------ Stored data

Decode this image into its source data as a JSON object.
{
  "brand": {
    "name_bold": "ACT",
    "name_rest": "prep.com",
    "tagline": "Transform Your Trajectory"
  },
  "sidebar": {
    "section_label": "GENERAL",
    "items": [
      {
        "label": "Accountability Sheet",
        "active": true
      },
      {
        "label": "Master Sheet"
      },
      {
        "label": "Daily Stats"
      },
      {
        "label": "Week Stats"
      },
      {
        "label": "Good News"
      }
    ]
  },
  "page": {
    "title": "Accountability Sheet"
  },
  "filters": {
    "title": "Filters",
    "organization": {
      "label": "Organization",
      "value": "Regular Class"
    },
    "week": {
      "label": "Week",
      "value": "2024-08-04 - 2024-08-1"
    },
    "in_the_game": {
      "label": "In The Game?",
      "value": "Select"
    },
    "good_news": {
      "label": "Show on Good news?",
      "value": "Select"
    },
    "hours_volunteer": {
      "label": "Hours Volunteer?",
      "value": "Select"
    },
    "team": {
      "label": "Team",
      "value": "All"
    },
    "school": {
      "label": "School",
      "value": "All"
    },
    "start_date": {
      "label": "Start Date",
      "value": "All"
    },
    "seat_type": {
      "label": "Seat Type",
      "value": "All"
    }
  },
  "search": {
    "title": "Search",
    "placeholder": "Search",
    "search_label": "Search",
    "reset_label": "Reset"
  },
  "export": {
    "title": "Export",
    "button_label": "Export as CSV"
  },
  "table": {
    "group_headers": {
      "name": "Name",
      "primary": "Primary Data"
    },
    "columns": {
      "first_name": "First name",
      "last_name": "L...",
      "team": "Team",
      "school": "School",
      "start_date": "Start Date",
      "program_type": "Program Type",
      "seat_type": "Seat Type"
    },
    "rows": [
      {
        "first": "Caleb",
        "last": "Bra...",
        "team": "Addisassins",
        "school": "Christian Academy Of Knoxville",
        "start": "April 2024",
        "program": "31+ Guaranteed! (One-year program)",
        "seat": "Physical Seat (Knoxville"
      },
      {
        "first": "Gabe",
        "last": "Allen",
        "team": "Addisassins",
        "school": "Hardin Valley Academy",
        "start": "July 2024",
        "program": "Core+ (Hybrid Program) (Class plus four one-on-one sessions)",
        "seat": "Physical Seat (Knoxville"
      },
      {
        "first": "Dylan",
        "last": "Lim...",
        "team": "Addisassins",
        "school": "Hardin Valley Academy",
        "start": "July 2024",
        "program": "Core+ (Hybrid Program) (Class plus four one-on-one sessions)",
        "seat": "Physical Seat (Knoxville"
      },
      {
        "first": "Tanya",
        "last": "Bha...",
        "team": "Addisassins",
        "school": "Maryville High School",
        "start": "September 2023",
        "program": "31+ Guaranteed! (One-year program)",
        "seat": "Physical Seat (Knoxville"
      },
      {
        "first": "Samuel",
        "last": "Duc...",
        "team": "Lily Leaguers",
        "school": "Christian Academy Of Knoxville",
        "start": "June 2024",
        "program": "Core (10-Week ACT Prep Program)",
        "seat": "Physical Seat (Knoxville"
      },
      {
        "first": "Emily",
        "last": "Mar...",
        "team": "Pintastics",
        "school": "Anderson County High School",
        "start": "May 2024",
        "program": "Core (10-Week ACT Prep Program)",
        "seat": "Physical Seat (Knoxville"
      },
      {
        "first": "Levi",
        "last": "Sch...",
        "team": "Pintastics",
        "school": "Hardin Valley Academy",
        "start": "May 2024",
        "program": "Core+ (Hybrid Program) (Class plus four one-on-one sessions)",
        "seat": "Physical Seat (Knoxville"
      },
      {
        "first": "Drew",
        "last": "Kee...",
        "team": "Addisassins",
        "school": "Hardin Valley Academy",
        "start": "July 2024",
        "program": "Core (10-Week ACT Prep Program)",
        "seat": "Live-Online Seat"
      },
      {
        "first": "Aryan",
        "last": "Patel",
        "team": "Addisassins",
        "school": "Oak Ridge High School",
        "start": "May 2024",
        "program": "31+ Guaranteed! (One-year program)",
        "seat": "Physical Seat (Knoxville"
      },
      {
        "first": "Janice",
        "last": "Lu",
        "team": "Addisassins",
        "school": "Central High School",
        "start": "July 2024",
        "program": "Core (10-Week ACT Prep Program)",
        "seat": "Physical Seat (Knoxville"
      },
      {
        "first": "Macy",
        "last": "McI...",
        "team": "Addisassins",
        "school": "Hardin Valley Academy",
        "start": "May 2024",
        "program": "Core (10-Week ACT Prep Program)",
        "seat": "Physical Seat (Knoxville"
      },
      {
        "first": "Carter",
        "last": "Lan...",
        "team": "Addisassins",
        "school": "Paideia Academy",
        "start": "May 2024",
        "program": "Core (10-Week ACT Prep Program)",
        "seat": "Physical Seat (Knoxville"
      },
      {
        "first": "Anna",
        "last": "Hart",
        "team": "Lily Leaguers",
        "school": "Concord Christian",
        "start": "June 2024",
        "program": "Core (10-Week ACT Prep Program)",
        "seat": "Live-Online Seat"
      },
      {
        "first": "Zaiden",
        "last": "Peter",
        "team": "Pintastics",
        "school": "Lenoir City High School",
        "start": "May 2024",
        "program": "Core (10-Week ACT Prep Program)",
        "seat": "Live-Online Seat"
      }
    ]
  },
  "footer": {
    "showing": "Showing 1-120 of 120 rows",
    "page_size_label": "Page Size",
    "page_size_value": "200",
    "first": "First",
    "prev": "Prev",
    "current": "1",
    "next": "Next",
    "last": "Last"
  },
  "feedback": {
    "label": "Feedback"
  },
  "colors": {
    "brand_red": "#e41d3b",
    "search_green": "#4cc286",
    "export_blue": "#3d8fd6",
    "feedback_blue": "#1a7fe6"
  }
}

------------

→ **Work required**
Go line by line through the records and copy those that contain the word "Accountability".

→ **Exercise response**
        "label": "Accountability Sheet",
    "title": "Accountability Sheet"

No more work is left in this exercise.